“He felt obligated to make sure the students were taken care of and that’s who he was,” Jill said. “He was just a really kind and good-hearted person who’s always trying to lift the other people up.”
During the memorial, Joe Mackall, a friend of both Philip and Jill for over 20 years, said he and Philip would compare notes on teaching in the Writers’ Center.
“Every student I’ve ever talked to, students who had us both, tell me to my face (that) Philip’s a much better teacher,” Joe said. “There’s nothing I can say except, ‘I know.’ ”
Philip had a deep love for his family and people noticed. Joe said Philip’s presence was a force that was felt in the room when he entered, even though he was also a keen observer.
“After (going on an) adventure, I love going somewhere quiet and just listening to the world,” Philip said once to Joe.
Diane Hume George, who previously served as a co-director of the pre-season Chautauqua Writers’ Festival, recalled interrupting Philip and Jill’s wedding preparations about 15 years ago to ask them if they would co-edit the literary journal.
“Now, it would have been decent to let them go get married, go on their honeymoon and come back,” Diane said. “But the board was in a hurry to know whether this was going to work or not, and Philip and Jill collectively said, ‘Yes.’ ”

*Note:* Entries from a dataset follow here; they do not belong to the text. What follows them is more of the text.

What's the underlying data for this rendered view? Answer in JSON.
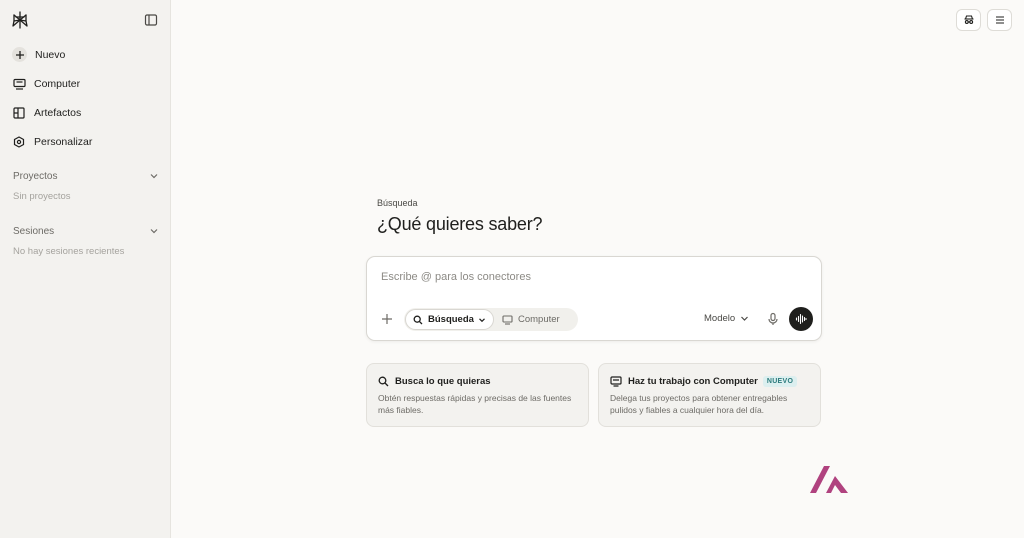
{
  "sidebar": {
    "nav": [
      {
        "label": "Nuevo",
        "icon": "plus-icon"
      },
      {
        "label": "Computer",
        "icon": "monitor-icon"
      },
      {
        "label": "Artefactos",
        "icon": "artifacts-icon"
      },
      {
        "label": "Personalizar",
        "icon": "customize-icon"
      }
    ],
    "projects": {
      "title": "Proyectos",
      "empty": "Sin proyectos"
    },
    "sessions": {
      "title": "Sesiones",
      "empty": "No hay sesiones recientes"
    }
  },
  "main": {
    "label": "Búsqueda",
    "title": "¿Qué quieres saber?",
    "composer": {
      "placeholder": "Escribe @ para los conectores",
      "mode_active": "Búsqueda",
      "mode_inactive": "Computer",
      "model": "Modelo"
    },
    "cards": [
      {
        "title": "Busca lo que quieras",
        "description": "Obtén respuestas rápidas y precisas de las fuentes más fiables.",
        "icon": "search-icon"
      },
      {
        "title": "Haz tu trabajo con Computer",
        "badge": "NUEVO",
        "description": "Delega tus proyectos para obtener entregables pulidos y fiables a cualquier hora del día.",
        "icon": "monitor-icon"
      }
    ]
  },
  "colors": {
    "accent": "#1f1f1d",
    "badge_bg": "#dcefef",
    "badge_text": "#2b7b7c",
    "watermark": "#b0427f"
  }
}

For years after, Philip would remind Diane of the timing of her request, leaning over to her and rasping a la Marlon Brando in “The Godfather” to say: “You come to me on the day of my wedding and you asked me to edit a journal.”
Philip had an optimistic outlook on life, but didn’t shy away from addressing tough topics in his writing such as war, loss, violence and racism.

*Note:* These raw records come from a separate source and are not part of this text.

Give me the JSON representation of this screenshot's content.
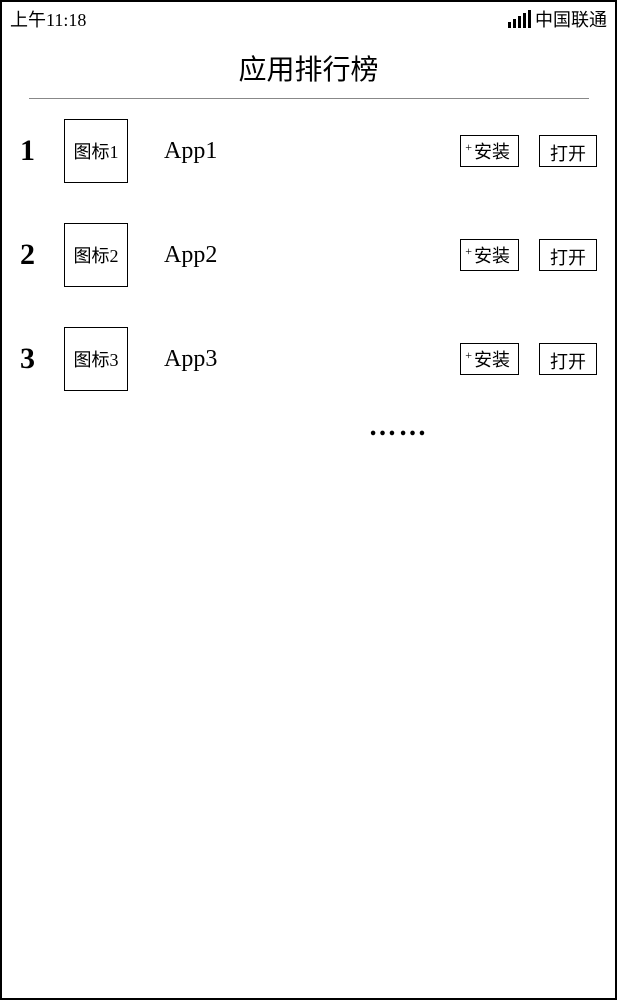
{
  "status": {
    "time": "上午11:18",
    "carrier": "中国联通"
  },
  "page": {
    "title": "应用排行榜",
    "ellipsis": "……"
  },
  "apps": [
    {
      "rank": "1",
      "icon_label": "图标1",
      "name": "App1",
      "install_label": "安装",
      "open_label": "打开"
    },
    {
      "rank": "2",
      "icon_label": "图标2",
      "name": "App2",
      "install_label": "安装",
      "open_label": "打开"
    },
    {
      "rank": "3",
      "icon_label": "图标3",
      "name": "App3",
      "install_label": "安装",
      "open_label": "打开"
    }
  ]
}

“(Philip) was unafraid to confront the forces of true evil inside the covers of several of his books,” Diane said. “But he remained at heart, an inveterate optimist. I don’t know how he did that.”
Rather than address those gathered, Diane spoke directly to Philip at the memorial.
“You, Philip, are still here — whatever that means,” Diane said. Because of his work as a mentor, his legacy lives on, “replaying in the lives of hundreds of fellow writers, maybe thousands.”
Georgia Court, a friend and longtime fixture in the literary arts community, dedicated a poem to Philip. He and Jill were the first guests she hosted for the literary arts.
“I always remember that (first) dinner and how lovely Jill was, always bubbly and vivacious and charming,” Georgia said. “And how wonderful and kind Philip was. I have enjoyed knowing them (so much) over the years.”
Friend and coworker Leslie Rubinkowski said Philip had a “gift for building gorgeous stories.”
Whether discussing deep fears and safe truths, joking over a beer, or helping students who may have struggled with a project, she said Philip was “every kind of friend.”
“He is such a good teacher,” Leslie said. “Part of my life’s work now feels like I’m telling the story of my friend about the large moments and the small to anyone who wants to feel.”
Knowing that he is gone, but never forgotten, Jill said she’s still learning how to move forward.
“It’s very strange to be here without him,” she said earlier in the day before the memorial. “I don’t know how to keep doing all the things that we did without him, but I will.”